--- Your assignment ---
All lines in the listing below from the one containing "Convert this screenshot" through the last should be written out exactly, and only those.
──────── Task inputs ────────
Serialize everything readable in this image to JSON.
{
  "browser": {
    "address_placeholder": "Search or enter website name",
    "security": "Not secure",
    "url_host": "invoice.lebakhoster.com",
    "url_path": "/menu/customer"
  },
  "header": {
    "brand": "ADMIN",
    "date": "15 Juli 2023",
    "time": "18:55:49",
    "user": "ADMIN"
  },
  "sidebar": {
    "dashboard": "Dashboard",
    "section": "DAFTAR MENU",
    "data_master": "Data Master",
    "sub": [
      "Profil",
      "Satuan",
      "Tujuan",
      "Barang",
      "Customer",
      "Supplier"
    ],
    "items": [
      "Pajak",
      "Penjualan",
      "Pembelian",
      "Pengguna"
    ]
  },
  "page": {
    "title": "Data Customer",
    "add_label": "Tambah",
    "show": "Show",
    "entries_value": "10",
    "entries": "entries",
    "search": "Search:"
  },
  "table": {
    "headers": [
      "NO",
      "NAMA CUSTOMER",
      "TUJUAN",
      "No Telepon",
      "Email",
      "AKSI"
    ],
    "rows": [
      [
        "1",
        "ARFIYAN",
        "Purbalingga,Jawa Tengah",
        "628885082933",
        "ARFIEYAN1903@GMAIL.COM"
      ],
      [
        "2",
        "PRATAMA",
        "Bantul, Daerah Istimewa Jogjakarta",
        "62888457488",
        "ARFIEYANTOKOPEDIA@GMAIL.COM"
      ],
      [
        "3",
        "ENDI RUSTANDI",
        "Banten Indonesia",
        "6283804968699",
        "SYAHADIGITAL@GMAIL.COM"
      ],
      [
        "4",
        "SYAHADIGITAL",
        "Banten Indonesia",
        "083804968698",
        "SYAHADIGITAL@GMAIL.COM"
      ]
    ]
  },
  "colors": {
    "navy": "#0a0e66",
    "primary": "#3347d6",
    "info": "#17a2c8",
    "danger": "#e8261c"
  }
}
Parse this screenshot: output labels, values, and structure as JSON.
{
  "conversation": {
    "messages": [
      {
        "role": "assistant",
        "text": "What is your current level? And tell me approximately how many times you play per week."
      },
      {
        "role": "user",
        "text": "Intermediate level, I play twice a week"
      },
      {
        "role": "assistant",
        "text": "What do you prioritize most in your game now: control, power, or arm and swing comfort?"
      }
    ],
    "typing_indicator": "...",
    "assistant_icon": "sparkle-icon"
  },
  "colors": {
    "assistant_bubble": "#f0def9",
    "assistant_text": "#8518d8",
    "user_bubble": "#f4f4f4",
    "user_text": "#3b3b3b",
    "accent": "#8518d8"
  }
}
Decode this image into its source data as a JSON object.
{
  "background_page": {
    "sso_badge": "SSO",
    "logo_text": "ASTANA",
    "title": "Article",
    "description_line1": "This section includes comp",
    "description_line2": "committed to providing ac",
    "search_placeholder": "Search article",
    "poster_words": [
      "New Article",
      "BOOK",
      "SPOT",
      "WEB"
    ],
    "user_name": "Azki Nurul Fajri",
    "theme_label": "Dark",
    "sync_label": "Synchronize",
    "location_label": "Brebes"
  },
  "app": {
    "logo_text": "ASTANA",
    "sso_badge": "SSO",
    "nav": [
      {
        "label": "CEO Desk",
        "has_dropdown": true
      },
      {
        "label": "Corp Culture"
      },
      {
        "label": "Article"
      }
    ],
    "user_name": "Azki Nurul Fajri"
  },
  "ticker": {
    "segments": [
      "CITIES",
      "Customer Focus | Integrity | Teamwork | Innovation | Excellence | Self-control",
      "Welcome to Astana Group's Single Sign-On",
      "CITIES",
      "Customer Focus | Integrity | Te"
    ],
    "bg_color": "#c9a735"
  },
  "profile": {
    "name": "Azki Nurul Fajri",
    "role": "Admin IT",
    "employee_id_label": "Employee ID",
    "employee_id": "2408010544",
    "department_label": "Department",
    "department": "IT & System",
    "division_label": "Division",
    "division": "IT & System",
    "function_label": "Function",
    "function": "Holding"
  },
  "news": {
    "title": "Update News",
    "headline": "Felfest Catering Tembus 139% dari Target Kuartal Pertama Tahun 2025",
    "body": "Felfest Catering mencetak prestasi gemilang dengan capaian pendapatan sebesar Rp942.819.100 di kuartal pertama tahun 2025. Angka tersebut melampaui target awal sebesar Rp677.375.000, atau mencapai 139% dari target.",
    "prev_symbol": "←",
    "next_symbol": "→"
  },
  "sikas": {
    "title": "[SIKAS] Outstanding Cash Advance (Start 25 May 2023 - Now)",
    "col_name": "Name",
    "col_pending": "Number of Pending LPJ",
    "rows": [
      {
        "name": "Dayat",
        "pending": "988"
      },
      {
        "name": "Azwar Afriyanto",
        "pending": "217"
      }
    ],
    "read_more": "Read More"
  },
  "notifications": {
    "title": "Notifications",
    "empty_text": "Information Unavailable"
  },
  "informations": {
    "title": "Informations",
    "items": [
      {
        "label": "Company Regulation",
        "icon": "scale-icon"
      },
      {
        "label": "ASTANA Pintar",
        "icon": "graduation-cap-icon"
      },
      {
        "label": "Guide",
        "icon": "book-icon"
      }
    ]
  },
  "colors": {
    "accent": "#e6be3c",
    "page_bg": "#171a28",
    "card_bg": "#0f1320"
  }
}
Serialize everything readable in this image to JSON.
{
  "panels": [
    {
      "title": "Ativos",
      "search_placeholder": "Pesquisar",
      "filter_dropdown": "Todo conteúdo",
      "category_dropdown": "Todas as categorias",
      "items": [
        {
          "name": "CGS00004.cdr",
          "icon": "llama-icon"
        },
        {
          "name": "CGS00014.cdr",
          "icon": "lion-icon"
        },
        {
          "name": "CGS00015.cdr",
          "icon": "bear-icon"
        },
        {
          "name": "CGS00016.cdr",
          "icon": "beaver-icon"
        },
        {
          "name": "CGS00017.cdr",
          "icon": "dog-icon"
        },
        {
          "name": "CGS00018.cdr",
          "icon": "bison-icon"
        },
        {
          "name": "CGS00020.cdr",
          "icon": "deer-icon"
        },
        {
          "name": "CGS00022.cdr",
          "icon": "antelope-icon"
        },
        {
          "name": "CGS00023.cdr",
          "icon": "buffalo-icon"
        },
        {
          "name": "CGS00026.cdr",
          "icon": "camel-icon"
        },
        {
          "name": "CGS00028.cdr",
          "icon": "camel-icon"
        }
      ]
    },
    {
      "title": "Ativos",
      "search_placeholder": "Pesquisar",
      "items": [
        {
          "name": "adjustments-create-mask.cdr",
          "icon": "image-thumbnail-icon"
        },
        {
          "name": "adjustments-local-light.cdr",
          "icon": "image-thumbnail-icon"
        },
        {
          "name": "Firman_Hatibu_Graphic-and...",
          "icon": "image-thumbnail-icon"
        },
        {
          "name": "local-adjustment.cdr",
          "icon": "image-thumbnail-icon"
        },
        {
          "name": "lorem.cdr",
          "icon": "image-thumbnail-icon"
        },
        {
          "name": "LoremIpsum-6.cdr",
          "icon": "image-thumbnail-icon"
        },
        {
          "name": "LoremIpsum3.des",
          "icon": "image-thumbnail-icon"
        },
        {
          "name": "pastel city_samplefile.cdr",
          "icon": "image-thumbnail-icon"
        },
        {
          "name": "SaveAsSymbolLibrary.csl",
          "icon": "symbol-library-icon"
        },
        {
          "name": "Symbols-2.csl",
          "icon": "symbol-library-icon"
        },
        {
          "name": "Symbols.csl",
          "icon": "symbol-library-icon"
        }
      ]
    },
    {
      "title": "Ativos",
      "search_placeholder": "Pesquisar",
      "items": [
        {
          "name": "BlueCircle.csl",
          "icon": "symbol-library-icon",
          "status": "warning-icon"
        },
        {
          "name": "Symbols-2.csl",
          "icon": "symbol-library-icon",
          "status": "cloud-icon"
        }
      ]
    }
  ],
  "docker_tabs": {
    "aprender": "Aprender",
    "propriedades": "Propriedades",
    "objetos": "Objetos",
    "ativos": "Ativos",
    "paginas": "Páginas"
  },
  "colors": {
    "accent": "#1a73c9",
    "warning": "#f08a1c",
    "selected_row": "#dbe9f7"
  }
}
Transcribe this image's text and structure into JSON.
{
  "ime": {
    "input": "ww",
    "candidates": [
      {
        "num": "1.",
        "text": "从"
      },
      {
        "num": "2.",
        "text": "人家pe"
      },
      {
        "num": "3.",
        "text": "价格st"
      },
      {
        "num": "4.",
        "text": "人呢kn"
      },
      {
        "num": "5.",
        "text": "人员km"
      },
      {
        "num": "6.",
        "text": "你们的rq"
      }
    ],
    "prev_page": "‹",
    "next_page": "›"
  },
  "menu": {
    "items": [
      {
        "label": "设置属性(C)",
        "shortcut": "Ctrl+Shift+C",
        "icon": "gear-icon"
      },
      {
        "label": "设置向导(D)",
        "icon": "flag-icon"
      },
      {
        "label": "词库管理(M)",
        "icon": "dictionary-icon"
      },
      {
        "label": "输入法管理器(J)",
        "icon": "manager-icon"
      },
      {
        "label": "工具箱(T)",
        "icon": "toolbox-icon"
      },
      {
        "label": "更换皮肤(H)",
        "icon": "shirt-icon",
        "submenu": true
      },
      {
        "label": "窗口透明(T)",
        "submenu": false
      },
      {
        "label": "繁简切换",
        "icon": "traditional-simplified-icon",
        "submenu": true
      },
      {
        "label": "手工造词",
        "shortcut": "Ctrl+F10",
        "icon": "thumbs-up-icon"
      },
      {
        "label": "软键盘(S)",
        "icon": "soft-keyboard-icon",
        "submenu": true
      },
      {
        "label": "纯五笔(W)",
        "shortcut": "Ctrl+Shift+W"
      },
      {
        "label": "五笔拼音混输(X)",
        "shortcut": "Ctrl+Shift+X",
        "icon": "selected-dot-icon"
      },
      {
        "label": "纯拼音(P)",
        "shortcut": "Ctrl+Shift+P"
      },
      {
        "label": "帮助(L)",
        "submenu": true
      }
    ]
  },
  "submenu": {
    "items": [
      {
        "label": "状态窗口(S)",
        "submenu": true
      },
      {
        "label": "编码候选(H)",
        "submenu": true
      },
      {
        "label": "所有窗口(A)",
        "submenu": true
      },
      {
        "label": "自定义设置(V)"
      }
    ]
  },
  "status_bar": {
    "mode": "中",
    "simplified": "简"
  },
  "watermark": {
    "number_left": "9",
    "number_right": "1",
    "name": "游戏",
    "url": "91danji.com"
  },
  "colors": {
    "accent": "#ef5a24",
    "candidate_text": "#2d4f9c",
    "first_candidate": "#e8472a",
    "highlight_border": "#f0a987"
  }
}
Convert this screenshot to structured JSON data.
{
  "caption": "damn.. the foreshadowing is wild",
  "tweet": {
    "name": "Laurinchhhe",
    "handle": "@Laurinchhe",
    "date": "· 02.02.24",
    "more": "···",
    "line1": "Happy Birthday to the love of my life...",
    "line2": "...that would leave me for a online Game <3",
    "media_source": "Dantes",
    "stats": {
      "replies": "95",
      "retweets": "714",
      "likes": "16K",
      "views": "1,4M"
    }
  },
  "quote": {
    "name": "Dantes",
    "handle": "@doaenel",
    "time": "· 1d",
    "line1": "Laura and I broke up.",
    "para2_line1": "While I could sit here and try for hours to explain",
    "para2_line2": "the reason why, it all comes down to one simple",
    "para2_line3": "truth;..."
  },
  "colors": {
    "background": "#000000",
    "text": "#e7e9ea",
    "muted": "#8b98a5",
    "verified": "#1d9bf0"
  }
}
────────
--- Exercise output ---
Convert this screenshot to structured JSON data.
{
  "caption": "damn.. the foreshadowing is wild",
  "tweet": {
    "name": "Laurinchhhe",
    "handle": "@Laurinchhe",
    "date": "· 02.02.24",
    "more": "···",
    "line1": "Happy Birthday to the love of my life...",
    "line2": "...that would leave me for a online Game <3",
    "media_source": "Dantes",
    "stats": {
      "replies": "95",
      "retweets": "714",
      "likes": "16K",
      "views": "1,4M"
    }
  },
  "quote": {
    "name": "Dantes",
    "handle": "@doaenel",
    "time": "· 1d",
    "line1": "Laura and I broke up.",
    "para2_line1": "While I could sit here and try for hours to explain",
    "para2_line2": "the reason why, it all comes down to one simple",
    "para2_line3": "truth;..."
  },
  "colors": {
    "background": "#000000",
    "text": "#e7e9ea",
    "muted": "#8b98a5",
    "verified": "#1d9bf0"
  }
}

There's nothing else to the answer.